Fabulous! I felt like an olympic champion and I would have been a happy bunny if I could have called it a day right there and been air-lifted off the mountain. Sadly that didn’t appear to be an option.

Maybe I should revisit the whole hang-gliding/parasailing idea!

When Good Kids Go Bad

As a parent you like to think you know your children; their strengths; their weaknesses; what they’re most likely to be arrested for.

Or at least we did. Until last night when I received a text from Roxy saying “I have 2 grams for $40”. Closely followed by another that said “Oh shit! Sorry not for you! Ignore that!”.

No! There must be some mistake. She’s probably selling stage make-up by weight, or maybe italian herbs for a special pasta sauce. Yeah that’ll be it. So there then ensued a back and forth via text during which I invited her to explain, while she, for her part, became increasingly evasive.

I finally phoned, half expecting her not to answer the phone. If she doesn’t, I thought, I’m on the next plane to Vancouver; I’ll drag her home by the ear and get her a nice little job at the library. Why, oh why, did we allow her to go there in the first place, to be surrounded by drug addicts and – perhaps even worse – musical theatre kids? Is that where we went wrong?

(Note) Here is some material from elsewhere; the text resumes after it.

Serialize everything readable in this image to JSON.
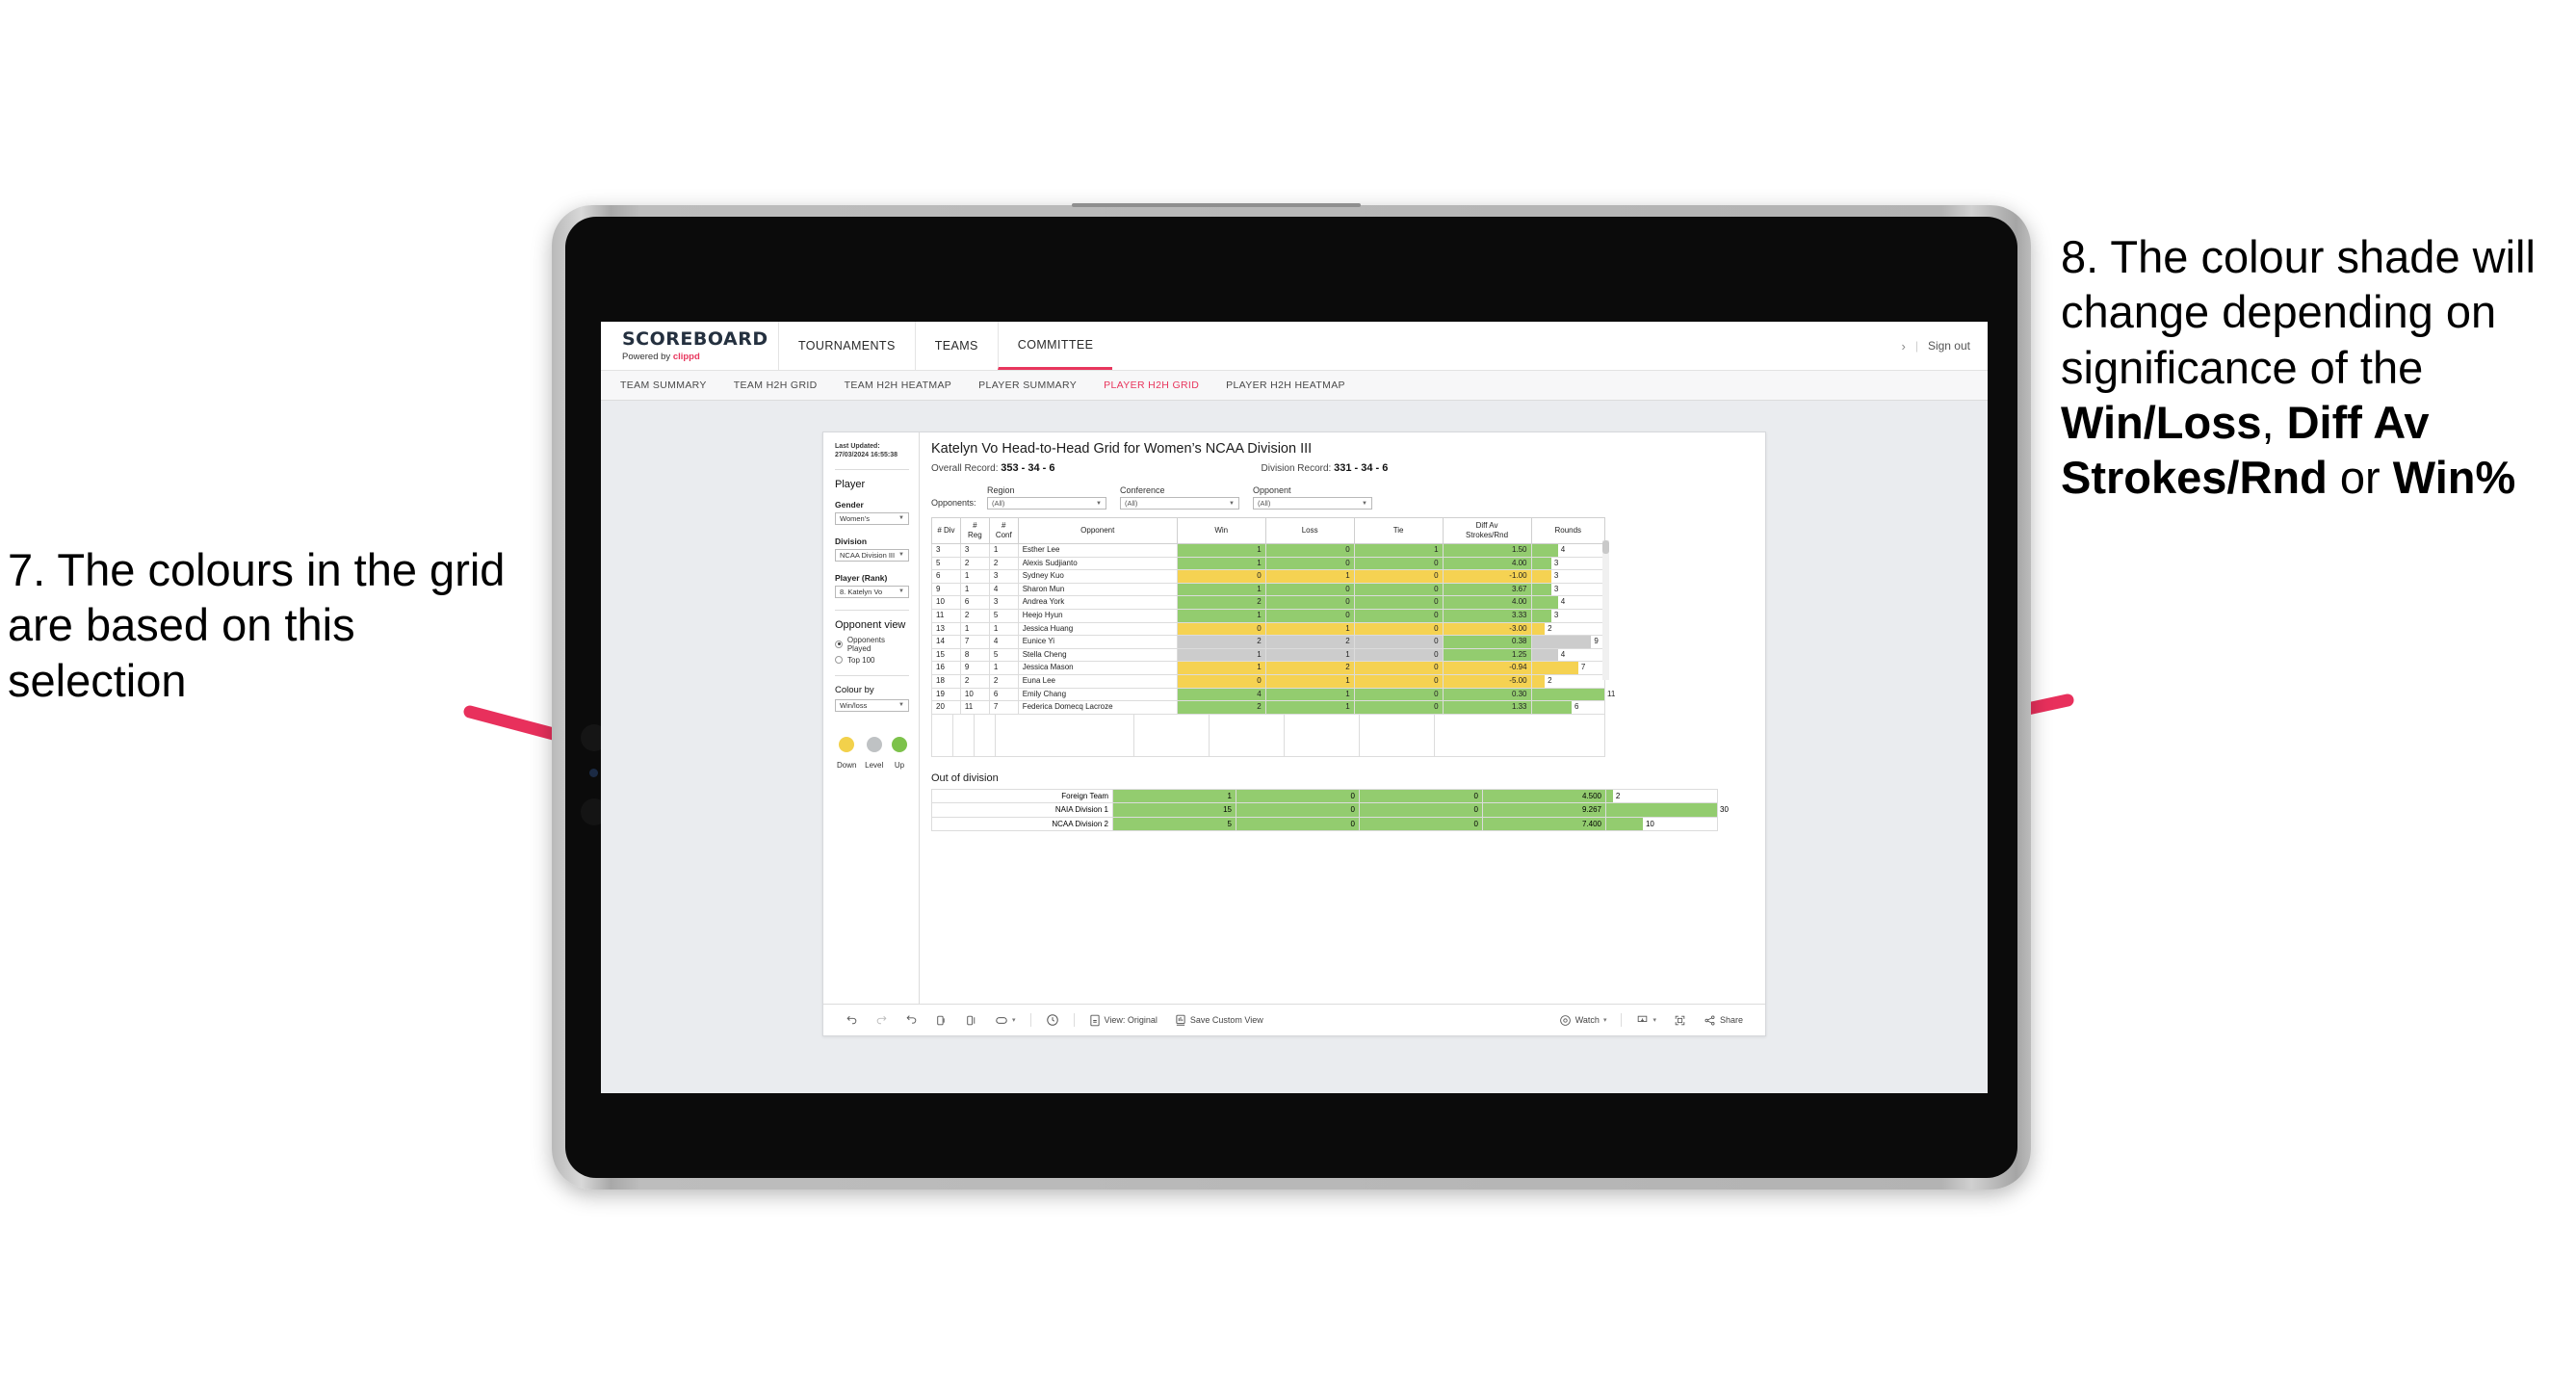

The helpless giggles that reverberated down the line (am I showing my age using the term phone line? Do we still have those?), when she answered the phone definitely reassured me somewhat.

So … what the heck?

It turns out she was participating in a twitter prank to see how crazy you can make your parents. Apparently we passed some kind of test by not immediately disowning her, swearing at her or professing not to have wanted her in the first place. Yay for our awesome parenting skills!

Thanks Nathan Fielder. Ha bloody ha!